PROBLEM TO SOLVE: Give the number of lines in the material below that hold "name", and nothing besides.
***** DATA IN THIS EXERCISE *****
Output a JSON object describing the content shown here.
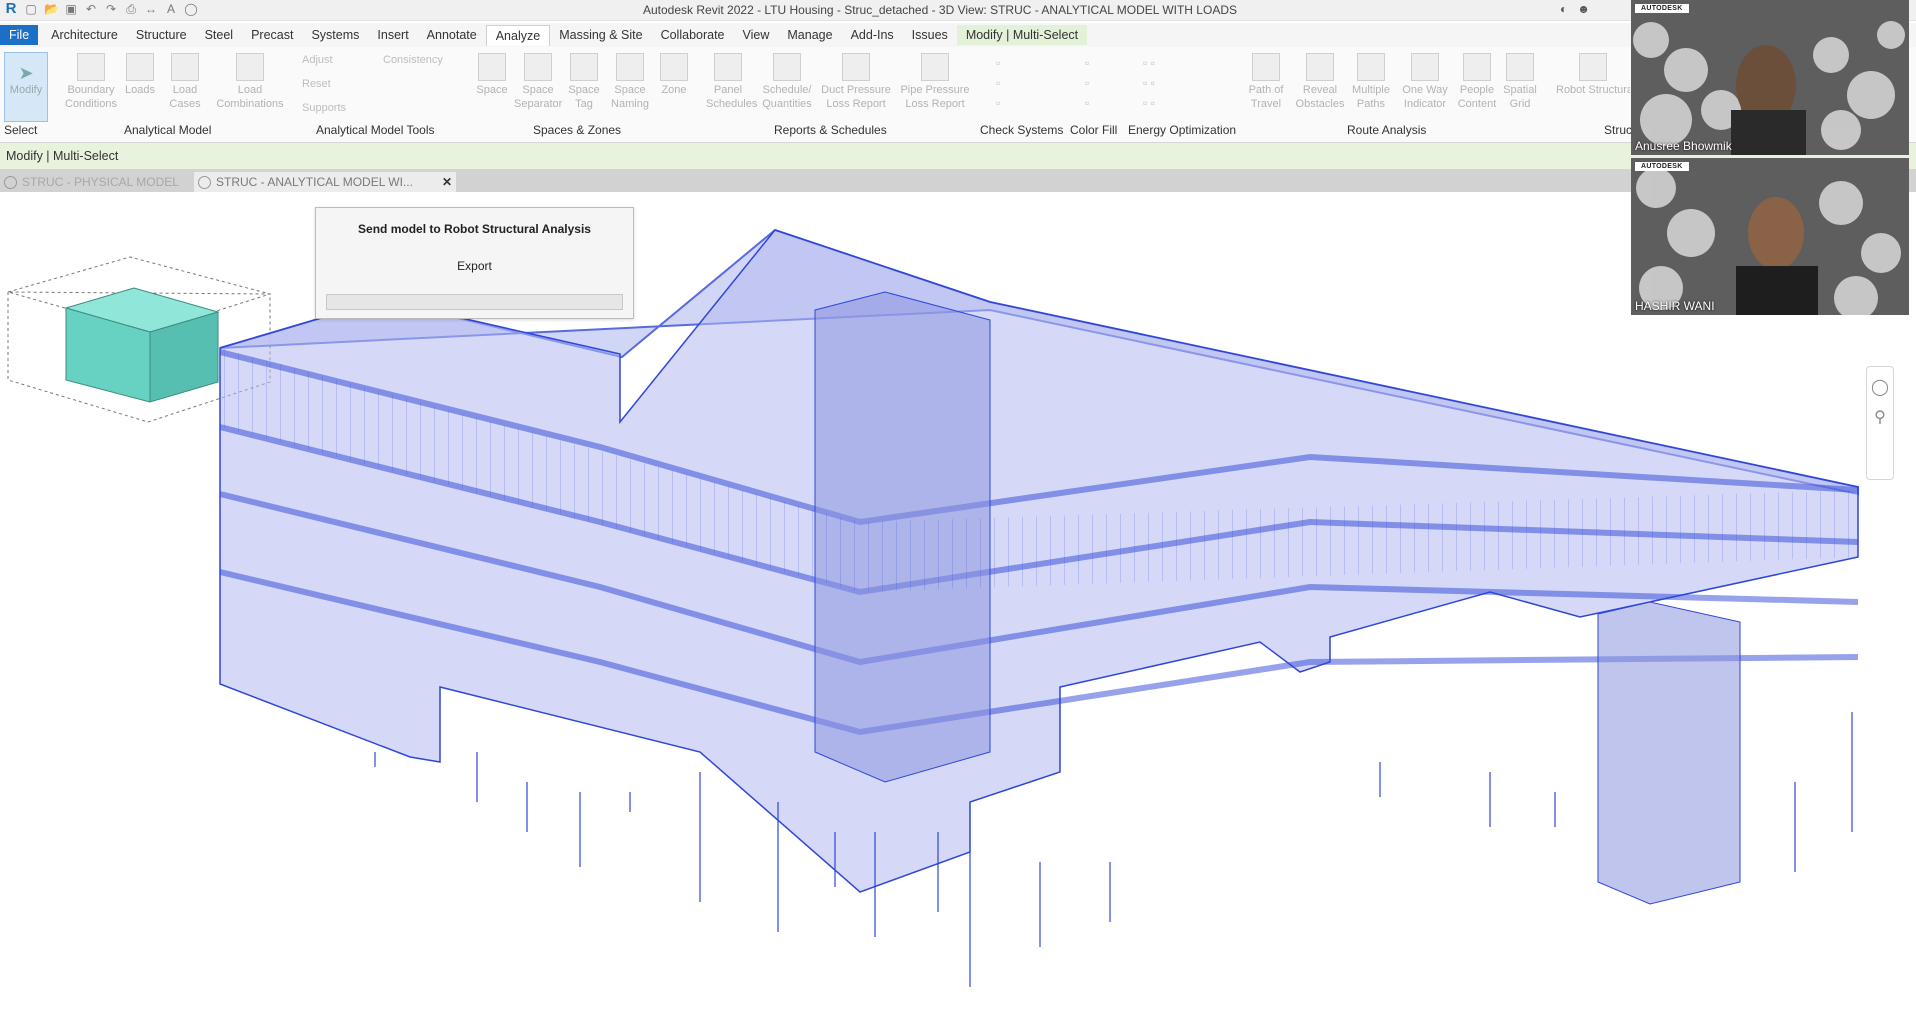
{
  "title_bar": {
    "title": "Autodesk Revit 2022 - LTU Housing - Struc_detached - 3D View: STRUC - ANALYTICAL MODEL WITH LOADS"
  },
  "ribbon_tabs": [
    "File",
    "Architecture",
    "Structure",
    "Steel",
    "Precast",
    "Systems",
    "Insert",
    "Annotate",
    "Analyze",
    "Massing & Site",
    "Collaborate",
    "View",
    "Manage",
    "Add-Ins",
    "Issues",
    "Modify | Multi-Select"
  ],
  "active_tab": "Analyze",
  "ribbon": {
    "modify_label": "Modify",
    "select_label": "Select",
    "tools": [
      {
        "label": "Boundary Conditions"
      },
      {
        "label": "Loads"
      },
      {
        "label": "Load Cases"
      },
      {
        "label": "Load Combinations"
      },
      {
        "label": "Space"
      },
      {
        "label": "Space Separator"
      },
      {
        "label": "Space Tag"
      },
      {
        "label": "Space Naming"
      },
      {
        "label": "Zone"
      },
      {
        "label": "Panel Schedules"
      },
      {
        "label": "Schedule/ Quantities"
      },
      {
        "label": "Duct Pressure Loss Report"
      },
      {
        "label": "Pipe Pressure Loss Report"
      },
      {
        "label": "Path of Travel"
      },
      {
        "label": "Reveal Obstacles"
      },
      {
        "label": "Multiple Paths"
      },
      {
        "label": "One Way Indicator"
      },
      {
        "label": "People Content"
      },
      {
        "label": "Spatial Grid"
      },
      {
        "label": "Robot Structural Ana"
      }
    ],
    "small_tools": [
      "Adjust",
      "Consistency",
      "Reset",
      "Supports"
    ],
    "panels": [
      "Analytical Model",
      "Analytical Model Tools",
      "Spaces & Zones",
      "Reports & Schedules",
      "Check Systems",
      "Color Fill",
      "Energy Optimization",
      "Route Analysis",
      "Struc"
    ]
  },
  "context_bar": {
    "label": "Modify | Multi-Select"
  },
  "view_tabs": [
    {
      "label": "STRUC - PHYSICAL MODEL",
      "active": false
    },
    {
      "label": "STRUC - ANALYTICAL MODEL WI...",
      "active": true
    }
  ],
  "dialog": {
    "title": "Send model to Robot Structural Analysis",
    "button": "Export",
    "progress": 0
  },
  "participants": [
    {
      "brand": "AUTODESK",
      "name": "Anusree Bhowmik"
    },
    {
      "brand": "AUTODESK",
      "name": "HASHIR WANI"
    }
  ],
  "colors": {
    "model_line": "#2f46d8",
    "model_fill": "#aeb6f0",
    "file_tab": "#1c6fc6",
    "context": "#e8f3dd",
    "viewcube": "#7fd8cc"
  },
  "icons": [
    "revit-logo",
    "open-icon",
    "save-icon",
    "undo-icon",
    "redo-icon",
    "print-icon",
    "measure-icon",
    "text-icon",
    "binoculars-icon",
    "user-icon",
    "close-icon",
    "steering-wheel-icon",
    "zoom-icon"
  ]
}
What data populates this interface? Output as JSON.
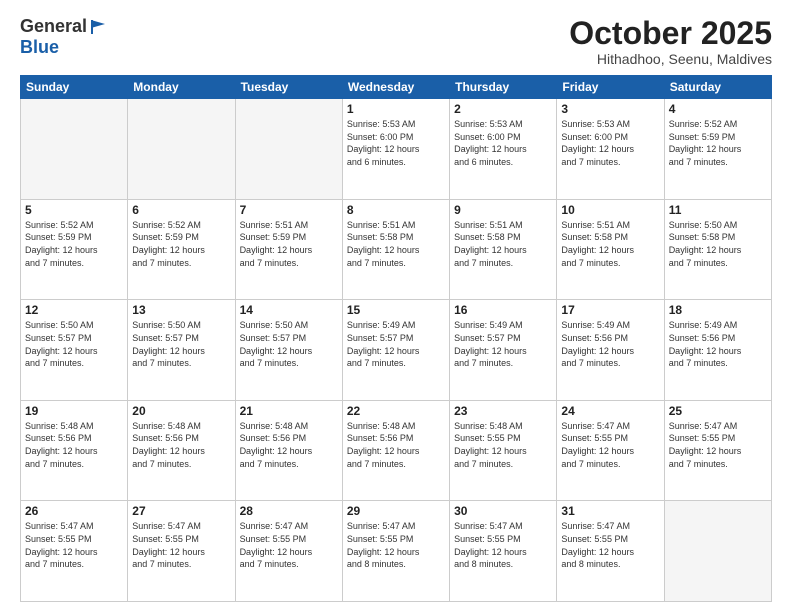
{
  "logo": {
    "general": "General",
    "blue": "Blue"
  },
  "title": "October 2025",
  "location": "Hithadhoo, Seenu, Maldives",
  "days_header": [
    "Sunday",
    "Monday",
    "Tuesday",
    "Wednesday",
    "Thursday",
    "Friday",
    "Saturday"
  ],
  "weeks": [
    [
      {
        "day": "",
        "info": ""
      },
      {
        "day": "",
        "info": ""
      },
      {
        "day": "",
        "info": ""
      },
      {
        "day": "1",
        "info": "Sunrise: 5:53 AM\nSunset: 6:00 PM\nDaylight: 12 hours\nand 6 minutes."
      },
      {
        "day": "2",
        "info": "Sunrise: 5:53 AM\nSunset: 6:00 PM\nDaylight: 12 hours\nand 6 minutes."
      },
      {
        "day": "3",
        "info": "Sunrise: 5:53 AM\nSunset: 6:00 PM\nDaylight: 12 hours\nand 7 minutes."
      },
      {
        "day": "4",
        "info": "Sunrise: 5:52 AM\nSunset: 5:59 PM\nDaylight: 12 hours\nand 7 minutes."
      }
    ],
    [
      {
        "day": "5",
        "info": "Sunrise: 5:52 AM\nSunset: 5:59 PM\nDaylight: 12 hours\nand 7 minutes."
      },
      {
        "day": "6",
        "info": "Sunrise: 5:52 AM\nSunset: 5:59 PM\nDaylight: 12 hours\nand 7 minutes."
      },
      {
        "day": "7",
        "info": "Sunrise: 5:51 AM\nSunset: 5:59 PM\nDaylight: 12 hours\nand 7 minutes."
      },
      {
        "day": "8",
        "info": "Sunrise: 5:51 AM\nSunset: 5:58 PM\nDaylight: 12 hours\nand 7 minutes."
      },
      {
        "day": "9",
        "info": "Sunrise: 5:51 AM\nSunset: 5:58 PM\nDaylight: 12 hours\nand 7 minutes."
      },
      {
        "day": "10",
        "info": "Sunrise: 5:51 AM\nSunset: 5:58 PM\nDaylight: 12 hours\nand 7 minutes."
      },
      {
        "day": "11",
        "info": "Sunrise: 5:50 AM\nSunset: 5:58 PM\nDaylight: 12 hours\nand 7 minutes."
      }
    ],
    [
      {
        "day": "12",
        "info": "Sunrise: 5:50 AM\nSunset: 5:57 PM\nDaylight: 12 hours\nand 7 minutes."
      },
      {
        "day": "13",
        "info": "Sunrise: 5:50 AM\nSunset: 5:57 PM\nDaylight: 12 hours\nand 7 minutes."
      },
      {
        "day": "14",
        "info": "Sunrise: 5:50 AM\nSunset: 5:57 PM\nDaylight: 12 hours\nand 7 minutes."
      },
      {
        "day": "15",
        "info": "Sunrise: 5:49 AM\nSunset: 5:57 PM\nDaylight: 12 hours\nand 7 minutes."
      },
      {
        "day": "16",
        "info": "Sunrise: 5:49 AM\nSunset: 5:57 PM\nDaylight: 12 hours\nand 7 minutes."
      },
      {
        "day": "17",
        "info": "Sunrise: 5:49 AM\nSunset: 5:56 PM\nDaylight: 12 hours\nand 7 minutes."
      },
      {
        "day": "18",
        "info": "Sunrise: 5:49 AM\nSunset: 5:56 PM\nDaylight: 12 hours\nand 7 minutes."
      }
    ],
    [
      {
        "day": "19",
        "info": "Sunrise: 5:48 AM\nSunset: 5:56 PM\nDaylight: 12 hours\nand 7 minutes."
      },
      {
        "day": "20",
        "info": "Sunrise: 5:48 AM\nSunset: 5:56 PM\nDaylight: 12 hours\nand 7 minutes."
      },
      {
        "day": "21",
        "info": "Sunrise: 5:48 AM\nSunset: 5:56 PM\nDaylight: 12 hours\nand 7 minutes."
      },
      {
        "day": "22",
        "info": "Sunrise: 5:48 AM\nSunset: 5:56 PM\nDaylight: 12 hours\nand 7 minutes."
      },
      {
        "day": "23",
        "info": "Sunrise: 5:48 AM\nSunset: 5:55 PM\nDaylight: 12 hours\nand 7 minutes."
      },
      {
        "day": "24",
        "info": "Sunrise: 5:47 AM\nSunset: 5:55 PM\nDaylight: 12 hours\nand 7 minutes."
      },
      {
        "day": "25",
        "info": "Sunrise: 5:47 AM\nSunset: 5:55 PM\nDaylight: 12 hours\nand 7 minutes."
      }
    ],
    [
      {
        "day": "26",
        "info": "Sunrise: 5:47 AM\nSunset: 5:55 PM\nDaylight: 12 hours\nand 7 minutes."
      },
      {
        "day": "27",
        "info": "Sunrise: 5:47 AM\nSunset: 5:55 PM\nDaylight: 12 hours\nand 7 minutes."
      },
      {
        "day": "28",
        "info": "Sunrise: 5:47 AM\nSunset: 5:55 PM\nDaylight: 12 hours\nand 7 minutes."
      },
      {
        "day": "29",
        "info": "Sunrise: 5:47 AM\nSunset: 5:55 PM\nDaylight: 12 hours\nand 8 minutes."
      },
      {
        "day": "30",
        "info": "Sunrise: 5:47 AM\nSunset: 5:55 PM\nDaylight: 12 hours\nand 8 minutes."
      },
      {
        "day": "31",
        "info": "Sunrise: 5:47 AM\nSunset: 5:55 PM\nDaylight: 12 hours\nand 8 minutes."
      },
      {
        "day": "",
        "info": ""
      }
    ]
  ]
}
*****
REPLY TO THE EXERCISE: 2